However, the last paragraph ended up being completely diluted. My very direct message against outdated religious hypocrisy was watered down into a statement that completely skips over the underlying problem. I appreciated that NOW published my work and gave me a platform to discuss my experience. Nonetheless, the paragraph that was altered formerly tied all of the ideas in my essay together. More so than the title change of my first published article, I felt that the paragraph no longer fit.

Nowhere in my original essay did I say “All Catholics and Christians are the problem.” However, I did quote various parts of the Bible to suggest anti-choice contradiction. I don’t think it is possible for someone to stand outside of a clinic for 4 hours, hear various Bible verses shouted at them, hear that they’re going to Hell 57 times, have rosaries shoved in their face, and for that person to come back and say that this issue has little to nothing to do with religion. I’m sorry, but we cannot be afraid to criticize these things to avoid hurt feelings. The harshest legislative attacks on women’s healthcare come from religious legislators. The harshest attacks on clinics come from fundamentalist religious civilians. This does not mean that religion is inherently bad, and this does not mean that there aren’t fantastic people who practice religion and do so without harming their fellow citizens. However, there is an obviously clear correlation between how literally people take their religious books and discrimination against women, homosexuals, birth control, and the like. While we’re sitting around trying to water down our message, there are legislators out there with a Bible in one hand and a pen in the other writing horrific bills through Congress with no regard for our feelings, and at that, our reproductive freedom. Contrary to the published, “I cannot imagine religious morality endorsing the acts of following scared young women down the sidewalk…” I can imagine it. Clinics see it every day. Women across the world see it every day. This isn’t just about my essay. This is about the larger problem that social justice has with censorship. We can’t be afraid of analyzing and criticizing that which is directly part of the problem.
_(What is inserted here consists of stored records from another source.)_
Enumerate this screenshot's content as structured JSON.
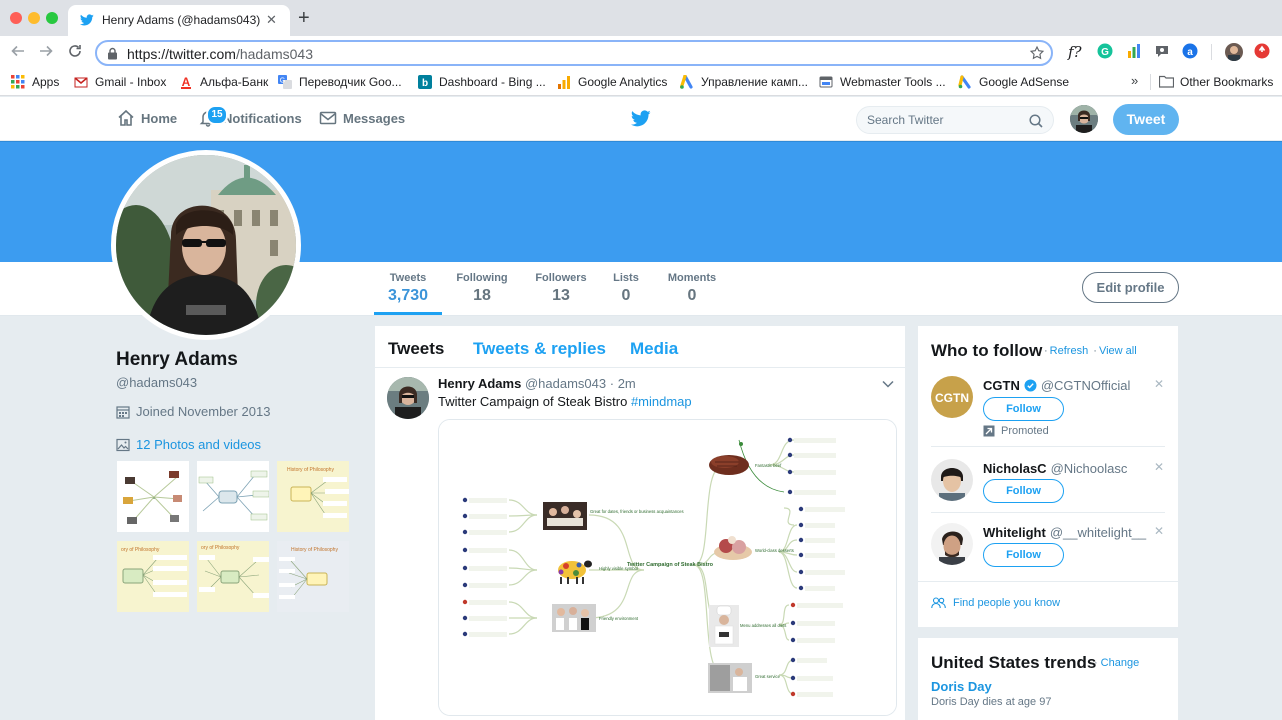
{
  "browser": {
    "tab_title": "Henry Adams (@hadams043) | Twitter",
    "url_host": "https://twitter.com",
    "url_path": "/hadams043",
    "extensions": [
      "f?",
      "grammarly-icon",
      "analytics-icon",
      "chat-icon",
      "a-icon",
      "avatar-icon",
      "stop-icon"
    ]
  },
  "bookmarks": {
    "items": [
      {
        "label": "Apps",
        "icon": "apps-grid-icon"
      },
      {
        "label": "Gmail - Inbox",
        "icon": "gmail-icon"
      },
      {
        "label": "Альфа-Банк",
        "icon": "alfa-bank-icon"
      },
      {
        "label": "Переводчик Goo...",
        "icon": "translate-icon"
      },
      {
        "label": "Dashboard - Bing ...",
        "icon": "bing-icon"
      },
      {
        "label": "Google Analytics",
        "icon": "analytics-icon"
      },
      {
        "label": "Управление камп...",
        "icon": "google-ads-icon"
      },
      {
        "label": "Webmaster Tools ...",
        "icon": "webmaster-icon"
      },
      {
        "label": "Google AdSense",
        "icon": "adsense-icon"
      }
    ],
    "overflow": "»",
    "other": "Other Bookmarks"
  },
  "nav": {
    "home": "Home",
    "notifications": "Notifications",
    "notifications_count": "15",
    "messages": "Messages",
    "search_placeholder": "Search Twitter",
    "tweet_button": "Tweet"
  },
  "profile": {
    "name": "Henry Adams",
    "handle": "@hadams043",
    "joined": "Joined November 2013",
    "photos": "12 Photos and videos",
    "edit_profile": "Edit profile",
    "stats": [
      {
        "label": "Tweets",
        "value": "3,730"
      },
      {
        "label": "Following",
        "value": "18"
      },
      {
        "label": "Followers",
        "value": "13"
      },
      {
        "label": "Lists",
        "value": "0"
      },
      {
        "label": "Moments",
        "value": "0"
      }
    ]
  },
  "timeline": {
    "tabs": [
      "Tweets",
      "Tweets & replies",
      "Media"
    ],
    "tweet": {
      "name": "Henry Adams",
      "handle": "@hadams043",
      "time": "2m",
      "text": "Twitter Campaign of Steak Bistro",
      "hashtag": "#mindmap"
    },
    "mindmap": {
      "center": "Twitter Campaign of Steak Bistro",
      "branches": [
        "Great for dates, friends or business acquaintances",
        "Highly visible symbol",
        "Friendly environment",
        "Fantastic beef",
        "World-class desserts",
        "Menu addresses all diets",
        "Great service"
      ]
    }
  },
  "who_to_follow": {
    "title": "Who to follow",
    "refresh": "Refresh",
    "view_all": "View all",
    "follow_label": "Follow",
    "promoted": "Promoted",
    "accounts": [
      {
        "name": "CGTN",
        "handle": "@CGTNOfficial",
        "verified": true
      },
      {
        "name": "NicholasC",
        "handle": "@Nichoolasc",
        "verified": false
      },
      {
        "name": "Whitelight",
        "handle": "@__whitelight__",
        "verified": false
      }
    ],
    "find_people": "Find people you know"
  },
  "trends": {
    "title": "United States trends",
    "change": "Change",
    "items": [
      {
        "name": "Doris Day",
        "desc": "Doris Day dies at age 97"
      }
    ]
  }
}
So, this blog is going to be for the posts that are hard to swallow. It’s going to be for the posts that don’t fit the 800-1200 word count. It’s for the issues that people are afraid to talk about, and the criticisms that people are afraid to make. Our movement is getting drowned out by our own echo chambers. We are hurting ourselves by avoiding hard conversations. I’m not here to watch Congress take away our reproductive freedom while we’re struggling to discuss the reasons why it’s happening.

Stay tuned for more unadulterated feminist content.

In the meantime, if you’re interested, this is the paragraph that I originally submitted:

I could take the easy way out and tell you that your outfit, which consists of a sweatshirt and jeans, is just as much reason for you to burn in Hell, according to the Bible (Leviticus 19:19). I could tell you that God says not to oppress a stranger (Jeremiah 7:6) or to judge one another (Matthew 7:1, Luke 6:37, Romans 14:10). I cannot imagine Jesus Christ following scared young women down the sidewalk and screaming at them to the point of tears. I cannot imagine that traumatizing someone, on what is already one of the most difficult days of her life, is something that He would do. If your interpretation of the Bible is right, then sure, I will burn in Hell for all of eternity. But if you’re wrong, the sin you commit every Saturday is the outright intimidation and harassment you commit against women just trying to go to the doctor. To me, it seems that your concerns are less about loving God, and more about controlling women. You claim to be compassionate towards the unborn, but where is your compassion towards fully developed human beings? Your kindness and understanding for people seems to end with the cutting of the umbilical cord.

Thank you for reading.

-M